Michael Brown’s Body, Struggle, and Progress

On August 9, 2014, Darren Wilson shot Michael Brown dead in Ferguson, Missouri. In a final act of white supremacy, the police could not be bothered to cover up his mortal remains. As his body lay in the hot Missouri sun, a new civil rights movement erupted.

Because Michael Brown died that day, Wesley Brown now heads to the St. Lous County prosecutor's office.

Like Watts and Detroit and Crown Heights, Ferguson became shorthand for American racial injustice and unrest. It also served as a catalyst for a small group of people to rise up and underscore that “Black Lives Matter,” a simple rendering of a human condition that sparked an international movement.

Ferguson laid bare the instruments of institutional racism. White officials had long balanced the town’s books on the backs of African Americans through a devious if banal regimen of fines and court fees. The outrage, the headlines, and the federal investigations compelled the resignations of the police officer who killed Brown, the police chief, a municipal judge, and several other municipal officials.

Bob McCulloch, the long-time St. Louis County prosecutor charged with investigating the young man’s death was made of sterner stuff. He refused to step aside and bring in a special investigator to handle the probe into the shooting—even though his own police officer father had been killed by a black man, even though he had deep connections among Ferguson’s finest. Riots broke out again after a grand jury declined to indict the officer who shot Brown.

Michael Brown was about same age as Wesley Bell’s own son. Bell’s own father was cop. After Brown’s death, Bell began preaching a gospel of community policing. He ran for Ferguson City Council and won. African Americans had the power of the vote secured by humiliation, bloody beatings, and death. That right had atrophied but was newly ascendant. Then the city council member decided to go after the prosecutor’s seat.

Bob McCulloch personified The System. Wesley Bell campaigned on community policing, promises to reform cash bail, and a pledge not to seek the death penalty. He won a passionate and diverse following of local and national supporters.

What he didn’t have, most people thought, was a chance at winning. 

On Tuesday, he polished off McCulloch by a wide margin in Democratic primary. There are no other opponents on the November ballot.

Frederick Douglass had this to say about struggle, progress, and the challenge before Africa’s descendants in America:

If there is no struggle, there is no progress. Those who profess to favor freedom and yet deprecate agitation are men who want crops without plowing up the ground; they want rain without thunder and lightning. They want the ocean without the awful roar of its many waters.

This struggle may be a moral one, or it may be a physical one, and it may be both moral and physical, but it must be a struggle. Power concedes nothing without a demand. It never did and it never will.

Find out just what any people will quietly submit to and you have found out the exact measure of injustice and wrong, which will be imposed upon them, and these will continue till they are resisted with either words or blows, or with both. The limits of tyrants are prescribed by the endurance of those whom they oppress. …

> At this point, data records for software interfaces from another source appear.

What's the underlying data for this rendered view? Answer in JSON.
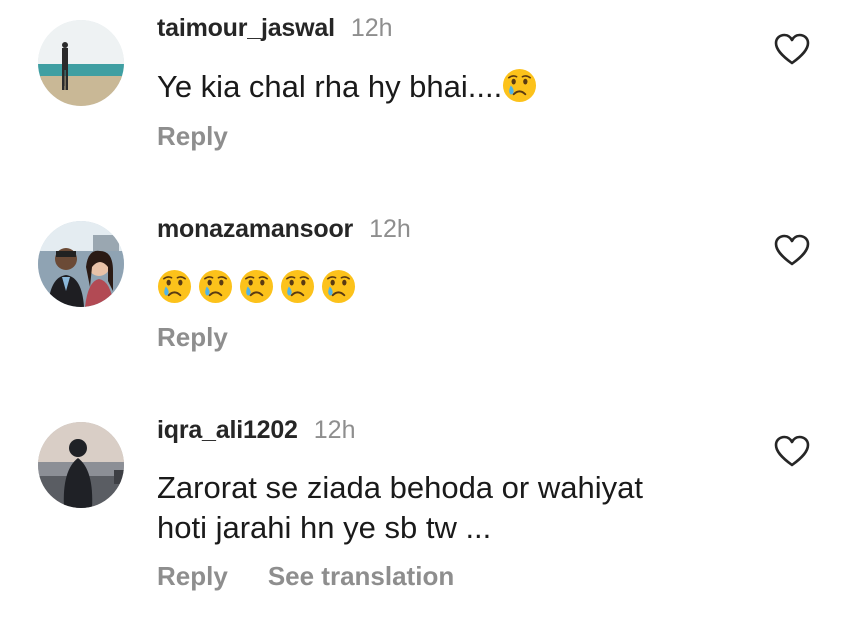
{
  "comments": [
    {
      "username": "taimour_jaswal",
      "time": "12h",
      "text": "Ye kia chal rha hy bhai....",
      "emoji": "crying-face",
      "actions": [
        "Reply"
      ]
    },
    {
      "username": "monazamansoor",
      "time": "12h",
      "text": "",
      "emoji_count": 5,
      "emoji": "crying-face",
      "actions": [
        "Reply"
      ]
    },
    {
      "username": "iqra_ali1202",
      "time": "12h",
      "text_line1": "Zarorat se ziada behoda or wahiyat",
      "text_line2": "hoti jarahi hn ye sb tw ...",
      "actions": [
        "Reply",
        "See translation"
      ]
    }
  ],
  "icons": {
    "like": "heart-outline-icon",
    "emoji": "crying-face-emoji"
  },
  "colors": {
    "username": "#262626",
    "muted": "#8e8e8e",
    "emoji_yellow": "#fcc21b",
    "tear_blue": "#4fb3e8"
  }
}
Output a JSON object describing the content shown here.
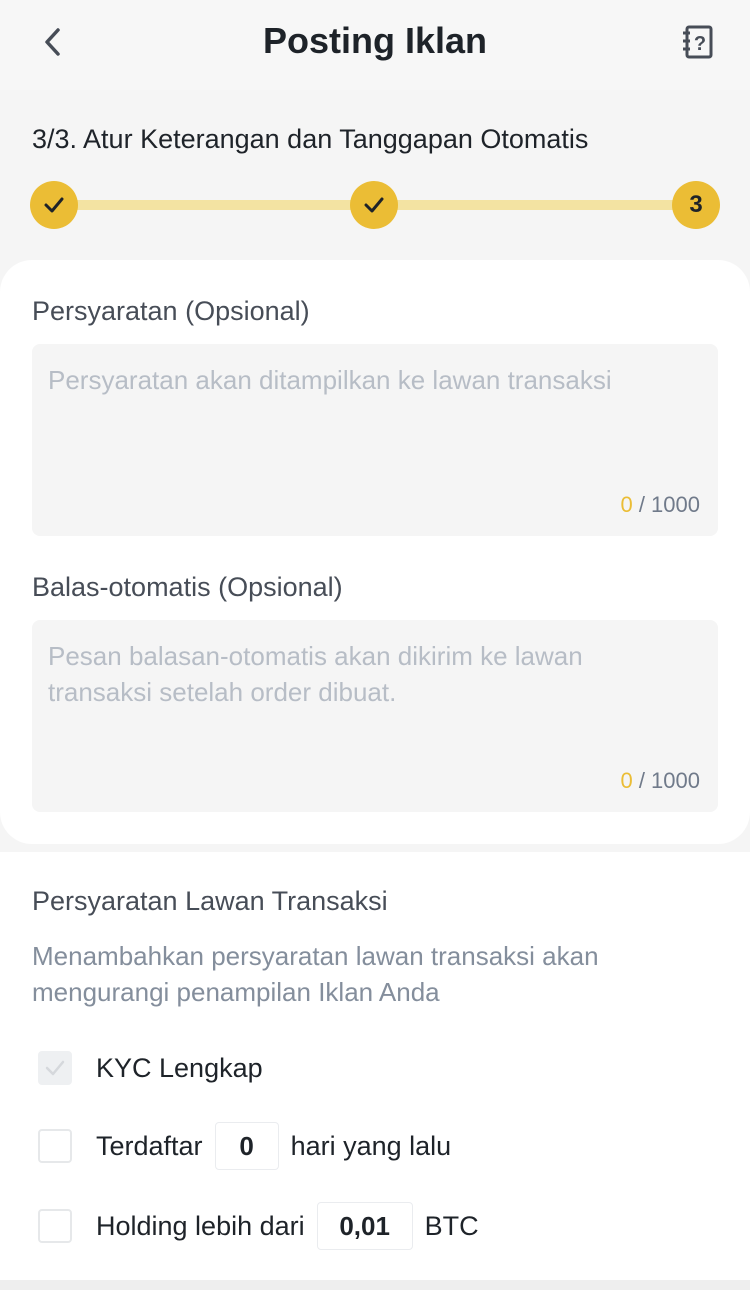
{
  "header": {
    "title": "Posting Iklan",
    "back_icon": "chevron-left-icon",
    "help_icon": "help-guide-icon",
    "help_glyph": "?"
  },
  "step": {
    "title": "3/3. Atur Keterangan dan Tanggapan Otomatis",
    "current_label": "3",
    "total_steps": 3,
    "completed_steps": 2
  },
  "terms": {
    "label": "Persyaratan (Opsional)",
    "placeholder": "Persyaratan akan ditampilkan ke lawan transaksi",
    "count": "0",
    "limit": " / 1000"
  },
  "auto_reply": {
    "label": "Balas-otomatis (Opsional)",
    "placeholder": "Pesan balasan-otomatis akan dikirim ke lawan transaksi setelah order dibuat.",
    "count": "0",
    "limit": " / 1000"
  },
  "counterparty": {
    "title": "Persyaratan Lawan Transaksi",
    "description": "Menambahkan persyaratan lawan transaksi akan mengurangi penampilan Iklan Anda",
    "kyc": {
      "label": "KYC Lengkap",
      "checked": true,
      "disabled": true
    },
    "registered": {
      "prefix": "Terdaftar",
      "value": "0",
      "suffix": "hari yang lalu",
      "checked": false
    },
    "holding": {
      "prefix": "Holding lebih dari",
      "value": "0,01",
      "suffix": "BTC",
      "checked": false
    }
  },
  "colors": {
    "accent": "#EBBD35",
    "accent_light": "#F3E3A2",
    "text_primary": "#1E2329",
    "placeholder": "#B7BDC6"
  }
}
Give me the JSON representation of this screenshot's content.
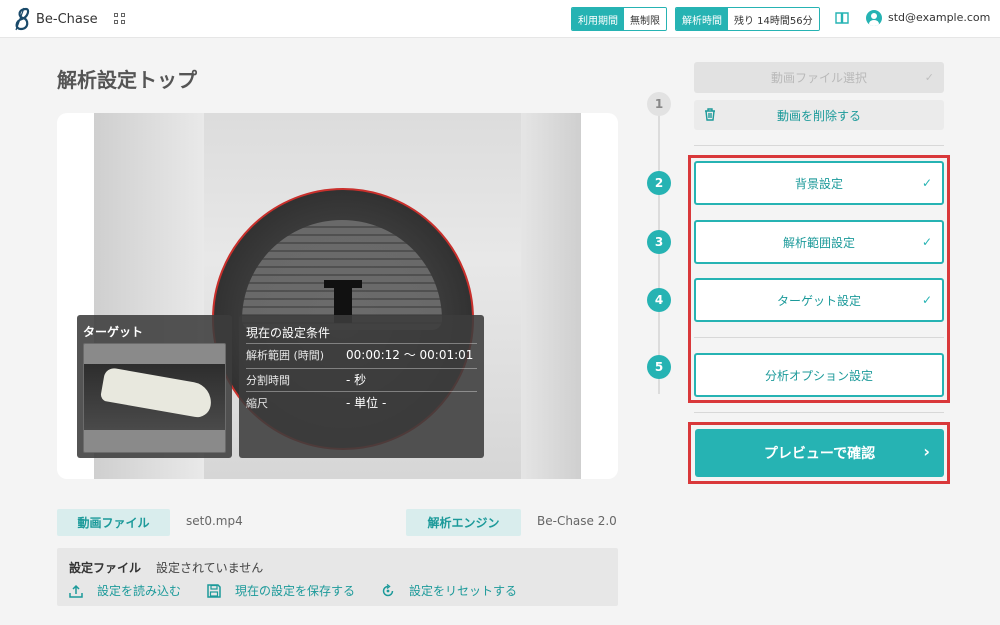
{
  "header": {
    "logo_text": "Be-Chase",
    "usage_period_label": "利用期間",
    "usage_period_value": "無制限",
    "analysis_time_label": "解析時間",
    "analysis_time_value": "残り 14時間56分",
    "user_email": "std@example.com"
  },
  "page": {
    "title": "解析設定トップ"
  },
  "preview": {
    "target_title": "ターゲット",
    "conditions": {
      "title": "現在の設定条件",
      "rows": [
        {
          "label": "解析範囲 (時間)",
          "value": "00:00:12 〜 00:01:01"
        },
        {
          "label": "分割時間",
          "value": "- 秒"
        },
        {
          "label": "縮尺",
          "value": "- 単位 -"
        }
      ]
    }
  },
  "info": {
    "video_file_label": "動画ファイル",
    "video_file_value": "set0.mp4",
    "engine_label": "解析エンジン",
    "engine_value": "Be-Chase 2.0"
  },
  "settings": {
    "title": "設定ファイル",
    "status": "設定されていません",
    "actions": {
      "load": "設定を読み込む",
      "save": "現在の設定を保存する",
      "reset": "設定をリセットする"
    }
  },
  "steps": {
    "step1": {
      "number": "1",
      "label": "動画ファイル選択",
      "check": "✓",
      "delete_label": "動画を削除する"
    },
    "step2": {
      "number": "2",
      "label": "背景設定",
      "check": "✓"
    },
    "step3": {
      "number": "3",
      "label": "解析範囲設定",
      "check": "✓"
    },
    "step4": {
      "number": "4",
      "label": "ターゲット設定",
      "check": "✓"
    },
    "step5": {
      "number": "5",
      "label": "分析オプション設定"
    }
  },
  "preview_button": {
    "label": "プレビューで確認",
    "arrow": "›"
  },
  "colors": {
    "accent": "#26b3b3",
    "highlight": "#d9383a"
  }
}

If we ever get free from the oppressions and wrongs heaped upon us, we must pay for their removal. We must do this by labor, by suffering, by sacrifice, and if needs be, by our lives and the lives of others.